Democrats hammer House GOP over national sales tax proposal
Democrats have criticized a deal House Speaker Kevin McCarthy, R-CA, made with conservative hardliners to vote for a bill that would abolish the tax code and replace income taxes by a national sales tax of 30%.
McCarthy agreed to allow Rep. McCarthy agreed to give Rep. In exchange for a national sales tax of 30%, the bill would repeal the IRS, eliminate national income, payroll and corporate taxes, as well as abolishing the IRS. The legislation would also send “prebate” checks out to low-income families.
In the 1990s, conservative radio discussed the idea of replacing the IRS code by a sales tax. It is still being floated today but has never been voted on in either chamber.
In a Monday speech, President Joe Biden attacked this proposal. “National sales tax is a wonderful idea. He stated that it would increase taxes on the middle classes by taxing thousands more everyday items such as groceries and gas while lowering taxes for the wealthy.
Biden made a distinction on the legislation. Let me clarify: If any of these bills make it to mine, I will veto them. He said, “I will flat veto they.”
The proposal is being used by a growing number of Democrats as a political tool. Rep. Pramila Jayapal (D–WA), chairwoman of Congressional Progressive Caucus stated in a tweet that the plan “slashes taxes for rich Americans and places that burden on poor and working-class families.”
Rep. Don Beyer (D.VA) also criticised the House speaker’s deal and called McCarthy corrupt. He tweeted, “They repeal taxes for billionaires while you pay 30% higher for gas, food, and so on.”
On Wednesday, Sen. Chris Murphy (D.CT) repeatedly attacked Republicans for the plan, writing on Twitter: “Inflation falling quickly.” It seems like the right time to push for a new 30% national sales tax.
The bill was signed by eleven co-signers, including Reps.

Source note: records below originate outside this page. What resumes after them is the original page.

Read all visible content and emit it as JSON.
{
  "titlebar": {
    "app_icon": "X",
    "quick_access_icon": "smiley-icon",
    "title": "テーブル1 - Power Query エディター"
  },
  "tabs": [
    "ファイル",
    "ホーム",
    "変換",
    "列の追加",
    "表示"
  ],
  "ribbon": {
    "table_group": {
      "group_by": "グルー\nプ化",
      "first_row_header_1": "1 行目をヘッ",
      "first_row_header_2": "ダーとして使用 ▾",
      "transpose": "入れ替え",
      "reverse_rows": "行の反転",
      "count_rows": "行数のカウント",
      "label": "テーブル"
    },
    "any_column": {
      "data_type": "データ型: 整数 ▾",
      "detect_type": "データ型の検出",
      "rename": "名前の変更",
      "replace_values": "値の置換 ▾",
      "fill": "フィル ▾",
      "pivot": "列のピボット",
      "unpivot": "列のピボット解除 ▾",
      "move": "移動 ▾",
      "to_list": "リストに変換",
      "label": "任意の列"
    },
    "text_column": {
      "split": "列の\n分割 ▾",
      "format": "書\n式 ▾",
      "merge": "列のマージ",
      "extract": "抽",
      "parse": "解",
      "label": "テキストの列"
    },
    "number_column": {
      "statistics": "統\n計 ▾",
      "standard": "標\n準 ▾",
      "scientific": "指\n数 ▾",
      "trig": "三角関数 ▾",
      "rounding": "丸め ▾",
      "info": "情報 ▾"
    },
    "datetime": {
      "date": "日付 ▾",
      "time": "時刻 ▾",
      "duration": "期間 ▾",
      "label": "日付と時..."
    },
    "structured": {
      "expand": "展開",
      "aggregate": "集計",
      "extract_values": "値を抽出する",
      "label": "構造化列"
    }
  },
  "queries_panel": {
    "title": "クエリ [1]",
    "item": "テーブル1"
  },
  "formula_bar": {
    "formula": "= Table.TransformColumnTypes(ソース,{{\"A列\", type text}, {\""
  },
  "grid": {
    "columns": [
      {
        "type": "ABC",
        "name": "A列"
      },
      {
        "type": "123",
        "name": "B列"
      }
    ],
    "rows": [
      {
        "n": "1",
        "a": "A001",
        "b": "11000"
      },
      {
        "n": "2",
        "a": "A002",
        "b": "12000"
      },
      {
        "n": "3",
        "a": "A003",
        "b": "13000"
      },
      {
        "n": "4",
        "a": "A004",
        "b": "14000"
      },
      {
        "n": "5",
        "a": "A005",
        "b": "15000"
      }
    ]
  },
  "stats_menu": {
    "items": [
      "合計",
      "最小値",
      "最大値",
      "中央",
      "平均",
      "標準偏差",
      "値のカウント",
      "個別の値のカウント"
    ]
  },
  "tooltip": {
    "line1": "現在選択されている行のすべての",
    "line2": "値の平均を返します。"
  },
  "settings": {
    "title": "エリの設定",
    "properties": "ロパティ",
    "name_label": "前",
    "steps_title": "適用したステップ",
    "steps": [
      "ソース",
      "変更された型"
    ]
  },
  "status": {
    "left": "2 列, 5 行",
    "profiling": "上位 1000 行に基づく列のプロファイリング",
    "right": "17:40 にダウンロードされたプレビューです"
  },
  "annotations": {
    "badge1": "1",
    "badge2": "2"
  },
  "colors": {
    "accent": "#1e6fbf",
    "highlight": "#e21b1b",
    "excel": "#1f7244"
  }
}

Kat Cammack and Jeff Duncan (R–SC), Bob Good (R–VA), Andrew Clyde(R-GA), Scott Perry (R–PA), chairman of conservative House Freedom Caucus.
The legislation is supported by those who believe it to be a better system, as it doesn’t penalize those who make more money.